I’ve tried to fancy up the flavors quite a bit … and am convinced that the real secret is Seven Seas Italian dressing. Fancy yours up as you like, but the dressing will do the trick. Continue reading →
Did Scott like my Blackberry Mint Soda recipe, or did it put our marriage in peril? Let's find out.
Say, do you remember last week when we made three types of vodka sodas? If you don’t, then I bet you’ve been making them every night since! Now, if you would, sober up just long enough to see how my taste test went.
As soon as I wrapped up taping for the vodka soda video, my husband walked in from work. Is there anything more American than having a cocktail ready to go when you’re husband walks in the door? I mean, aside from the overwhelming amount of camera gear, the ingredients in the glass that were not vodka and the fact that we’re both dudes, it was like a scene out of “Mad Men.”
Blackberry Mint Soda, Strawberry, Basil and Lemon Soda and Spicy Ginger Soda
I read about the trend of restaurants making their own sodas in the latest bon appetit and was intrigued. I decided I’d give it a shot soon. Moments after that, I thought, “Oh boy — I can add lots of vodka when I make mine!” Moments after that, I was at the grocery store. Moments after that, I was making this video for you so you can make your own, too. All told, these were some pretty productive moments.
I decided to try bon appetit’s Strawberry, Lemon and Basil Soda and Spicy Ginger Soda recipes. Then I created my own — a Blackberry Mint Soda. The idea here is simple enough: take fresh fruits, herbs and spices and bring soda water to life with their flavors. I used a different technique for each — muddling the ingredients, making a puree and making a simple syrup. This is easy stuff, and definitely worth doing. Mashing strawberries and basil in a glass with some lemon juice, sugar and salt takes but a few moments.
There’s nothing special about the soda water here, either. It may be called seltzer water or sparkling water. Club soda works, too, if you can’t find those, but it may have a slight flavoring to it, whereas soda water is just carbonated water.
I shot a taste test with a very special guest for these three sodas; I’ll have that video ready for you soon. But suffice to say, my Blackberry Mint Soda was an experiment and an attempt to compare the muddling method with the pureeing method. Truth be told, next time around, I’m just going to muddle everything in the glass or make a simple syrup. The puree took a few extra steps that didn’t add much to the flavor or texture.
Blackberry Mint Soda (in the video)
Puree 2 pints of fresh blackberries. Pour two tablespoons of the puree into a glass, rip up six mint leaves, fill the glass with ice, fill with soda water and top with a shot of vodka.
Blackberry Mint Soda (just do it this way)
Muddle eight blackberries, a tablespoon of sugar and six mint leaves in a glass. Fill the glass with ice, fill with soda water and stir to chill. Strain into another glass filled with ice (unless you’re fine with a chunky soda … . (I am.)). Top with a shot of vodka.

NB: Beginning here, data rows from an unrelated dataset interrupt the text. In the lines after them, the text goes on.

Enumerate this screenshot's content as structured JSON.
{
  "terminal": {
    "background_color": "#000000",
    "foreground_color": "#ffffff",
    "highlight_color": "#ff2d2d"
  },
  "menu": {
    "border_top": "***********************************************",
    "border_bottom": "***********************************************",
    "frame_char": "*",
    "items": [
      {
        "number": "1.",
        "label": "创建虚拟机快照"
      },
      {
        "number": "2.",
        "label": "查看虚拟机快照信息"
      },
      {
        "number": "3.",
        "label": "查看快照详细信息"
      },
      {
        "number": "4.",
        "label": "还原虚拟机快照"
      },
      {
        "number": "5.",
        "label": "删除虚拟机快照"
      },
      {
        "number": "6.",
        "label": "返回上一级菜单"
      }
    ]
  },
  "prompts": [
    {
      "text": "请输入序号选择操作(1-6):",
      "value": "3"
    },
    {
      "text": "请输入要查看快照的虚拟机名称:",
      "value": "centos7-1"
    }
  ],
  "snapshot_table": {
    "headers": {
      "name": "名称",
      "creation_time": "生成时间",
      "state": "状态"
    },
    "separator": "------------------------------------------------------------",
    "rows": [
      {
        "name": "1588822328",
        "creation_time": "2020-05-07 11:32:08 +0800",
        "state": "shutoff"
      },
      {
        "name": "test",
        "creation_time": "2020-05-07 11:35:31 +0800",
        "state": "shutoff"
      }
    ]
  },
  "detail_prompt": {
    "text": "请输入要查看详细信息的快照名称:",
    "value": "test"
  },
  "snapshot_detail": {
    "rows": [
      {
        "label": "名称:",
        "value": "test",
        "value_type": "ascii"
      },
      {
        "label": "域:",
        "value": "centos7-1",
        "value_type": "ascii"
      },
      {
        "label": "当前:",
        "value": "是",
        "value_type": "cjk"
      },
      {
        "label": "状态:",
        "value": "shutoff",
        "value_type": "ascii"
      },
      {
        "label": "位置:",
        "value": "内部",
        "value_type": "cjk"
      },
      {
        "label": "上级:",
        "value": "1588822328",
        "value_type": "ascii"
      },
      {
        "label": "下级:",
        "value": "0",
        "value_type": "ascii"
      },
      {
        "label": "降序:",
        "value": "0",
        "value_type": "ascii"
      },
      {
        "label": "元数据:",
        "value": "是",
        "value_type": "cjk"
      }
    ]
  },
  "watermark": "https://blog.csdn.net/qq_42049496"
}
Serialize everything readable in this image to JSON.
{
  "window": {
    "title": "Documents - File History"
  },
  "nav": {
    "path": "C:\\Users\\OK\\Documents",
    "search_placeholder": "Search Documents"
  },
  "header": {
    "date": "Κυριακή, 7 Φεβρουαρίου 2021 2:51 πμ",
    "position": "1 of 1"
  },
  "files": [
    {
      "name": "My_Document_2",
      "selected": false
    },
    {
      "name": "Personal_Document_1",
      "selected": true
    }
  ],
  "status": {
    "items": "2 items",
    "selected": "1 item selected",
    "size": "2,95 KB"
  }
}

Before shooting this video, I asked on Facebook and Twitter what flavors I should make. Two flavors that piqued my interest: pear cardamom and lavender lemonade. What flavors of soda would you make?
Those enchiladas were delicious. And they were easy. But I still had some oopsies along the way. And so, in the grand tradition of that one other time I offered you my leftovers, today I give you my enchilada leftovers — the things that didn’t make the cut.
Mistakes are part of what make cooking fun. Enjoy mine.